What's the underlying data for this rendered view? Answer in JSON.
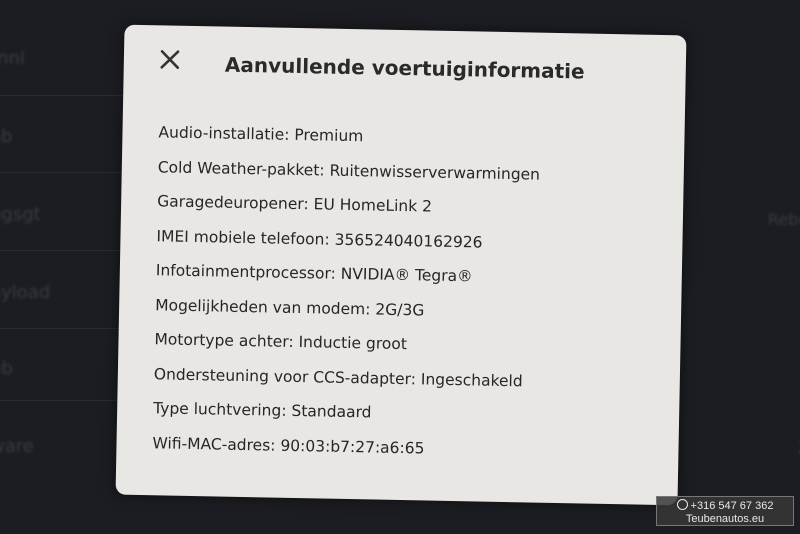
{
  "modal": {
    "title": "Aanvullende voertuiginformatie",
    "close_icon": "close-icon",
    "items": [
      {
        "label": "Audio-installatie",
        "value": "Premium"
      },
      {
        "label": "Cold Weather-pakket",
        "value": "Ruitenwisserverwarmingen"
      },
      {
        "label": "Garagedeuropener",
        "value": "EU HomeLink 2"
      },
      {
        "label": "IMEI mobiele telefoon",
        "value": "356524040162926"
      },
      {
        "label": "Infotainmentprocessor",
        "value": "NVIDIA® Tegra®"
      },
      {
        "label": "Mogelijkheden van modem",
        "value": "2G/3G"
      },
      {
        "label": "Motortype achter",
        "value": "Inductie groot"
      },
      {
        "label": "Ondersteuning voor CCS-adapter",
        "value": "Ingeschakeld"
      },
      {
        "label": "Type luchtvering",
        "value": "Standaard"
      },
      {
        "label": "Wifi-MAC-adres",
        "value": "90:03:b7:27:a6:65"
      }
    ]
  },
  "watermark": {
    "phone": "+316 547 67 362",
    "site": "Teubenautos.eu",
    "icon": "whatsapp-icon"
  },
  "colors": {
    "background": "#1c1d22",
    "modal": "#e9e7e3",
    "text": "#262626"
  }
}
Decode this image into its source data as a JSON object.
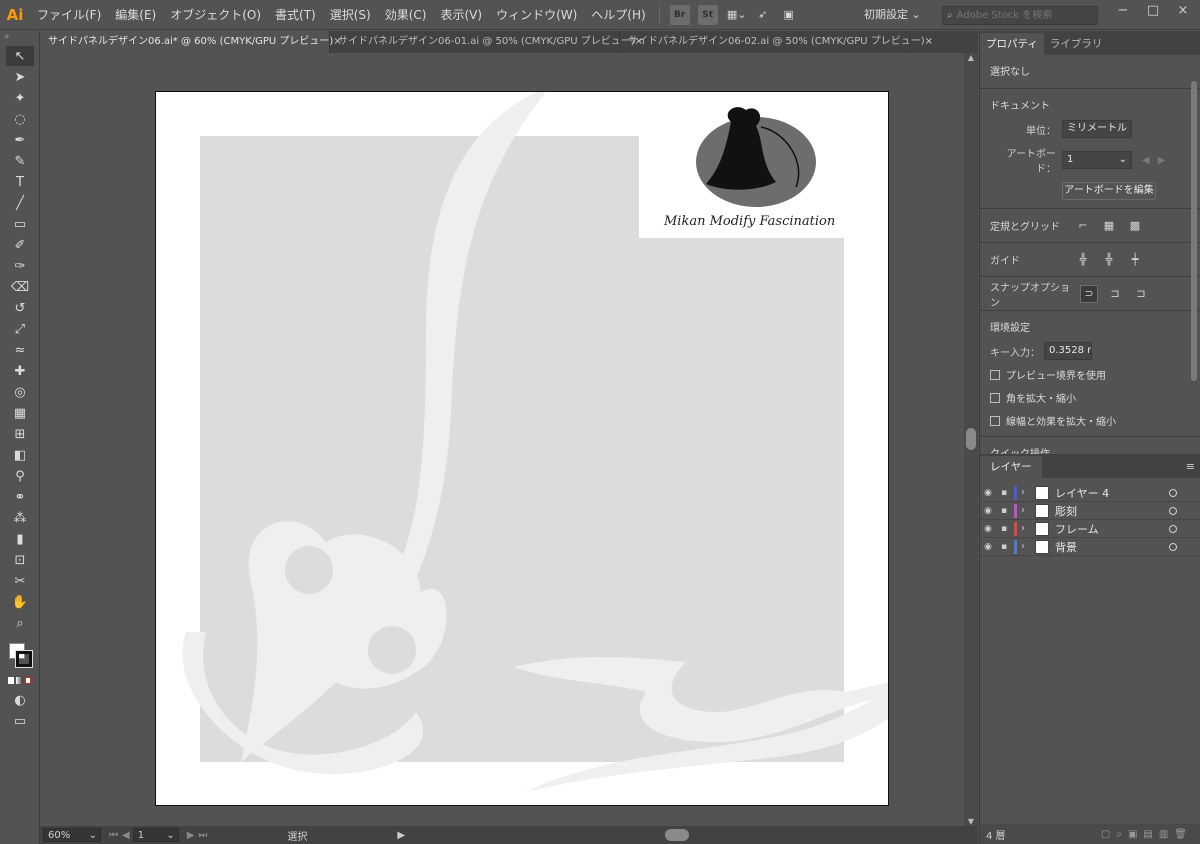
{
  "app": {
    "logo": "Ai"
  },
  "menu": [
    "ファイル(F)",
    "編集(E)",
    "オブジェクト(O)",
    "書式(T)",
    "選択(S)",
    "効果(C)",
    "表示(V)",
    "ウィンドウ(W)",
    "ヘルプ(H)"
  ],
  "app_icons": [
    "Br",
    "St"
  ],
  "workspace": {
    "label": "初期設定 ⌄"
  },
  "stock_search": {
    "placeholder": "Adobe Stock を検索"
  },
  "window_controls": {
    "minimize": "−",
    "restore": "□",
    "close": "×"
  },
  "tabs": [
    {
      "label": "サイドパネルデザイン06.ai* @ 60% (CMYK/GPU プレビュー)",
      "close": "×"
    },
    {
      "label": "サイドパネルデザイン06-01.ai @ 50% (CMYK/GPU プレビュー)",
      "close": "×"
    },
    {
      "label": "サイドパネルデザイン06-02.ai @ 50% (CMYK/GPU プレビュー)",
      "close": "×"
    }
  ],
  "tools": [
    {
      "name": "selection-tool",
      "glyph": "↖"
    },
    {
      "name": "direct-selection-tool",
      "glyph": "➤"
    },
    {
      "name": "magic-wand-tool",
      "glyph": "✦"
    },
    {
      "name": "lasso-tool",
      "glyph": "◌"
    },
    {
      "name": "pen-tool",
      "glyph": "✒"
    },
    {
      "name": "curvature-tool",
      "glyph": "✎"
    },
    {
      "name": "type-tool",
      "glyph": "T"
    },
    {
      "name": "line-tool",
      "glyph": "╱"
    },
    {
      "name": "rectangle-tool",
      "glyph": "▭"
    },
    {
      "name": "paintbrush-tool",
      "glyph": "✐"
    },
    {
      "name": "shaper-tool",
      "glyph": "✑"
    },
    {
      "name": "eraser-tool",
      "glyph": "⌫"
    },
    {
      "name": "rotate-tool",
      "glyph": "↺"
    },
    {
      "name": "scale-tool",
      "glyph": "⤢"
    },
    {
      "name": "warp-tool",
      "glyph": "≈"
    },
    {
      "name": "puppet-warp-tool",
      "glyph": "✚"
    },
    {
      "name": "shape-builder-tool",
      "glyph": "◎"
    },
    {
      "name": "perspective-grid-tool",
      "glyph": "▦"
    },
    {
      "name": "mesh-tool",
      "glyph": "⊞"
    },
    {
      "name": "gradient-tool",
      "glyph": "◧"
    },
    {
      "name": "eyedropper-tool",
      "glyph": "⚲"
    },
    {
      "name": "blend-tool",
      "glyph": "⚭"
    },
    {
      "name": "symbol-sprayer-tool",
      "glyph": "⁂"
    },
    {
      "name": "column-graph-tool",
      "glyph": "▮"
    },
    {
      "name": "artboard-tool",
      "glyph": "⊡"
    },
    {
      "name": "slice-tool",
      "glyph": "✂"
    },
    {
      "name": "hand-tool",
      "glyph": "✋"
    },
    {
      "name": "zoom-tool",
      "glyph": "⌕"
    }
  ],
  "artwork": {
    "logo_text": "Mikan Modify Fascination"
  },
  "status": {
    "zoom": "60%",
    "artboard": "1",
    "tool": "選択"
  },
  "properties": {
    "tabs": [
      "プロパティ",
      "ライブラリ"
    ],
    "selection": "選択なし",
    "document": {
      "title": "ドキュメント",
      "unit_label": "単位：",
      "unit_value": "ミリメートル",
      "artboard_label": "アートボード：",
      "artboard_value": "1",
      "edit_button": "アートボードを編集"
    },
    "rulers_grids": "定規とグリッド",
    "guides": "ガイド",
    "snap_options": "スナップオプション",
    "preferences": {
      "title": "環境設定",
      "key_increment_label": "キー入力：",
      "key_increment_value": "0.3528 m",
      "checkboxes": [
        "プレビュー境界を使用",
        "角を拡大・縮小",
        "線幅と効果を拡大・縮小"
      ]
    },
    "quick_actions": "クイック操作"
  },
  "layers": {
    "tab": "レイヤー",
    "items": [
      {
        "name": "レイヤー 4",
        "color": "#4f5bd5"
      },
      {
        "name": "彫刻",
        "color": "#c34fd5"
      },
      {
        "name": "フレーム",
        "color": "#e0483c"
      },
      {
        "name": "背景",
        "color": "#4f7ad5"
      }
    ],
    "count": "4 層"
  }
}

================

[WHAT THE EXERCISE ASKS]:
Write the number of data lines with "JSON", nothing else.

[TASK SOLUTION]:
2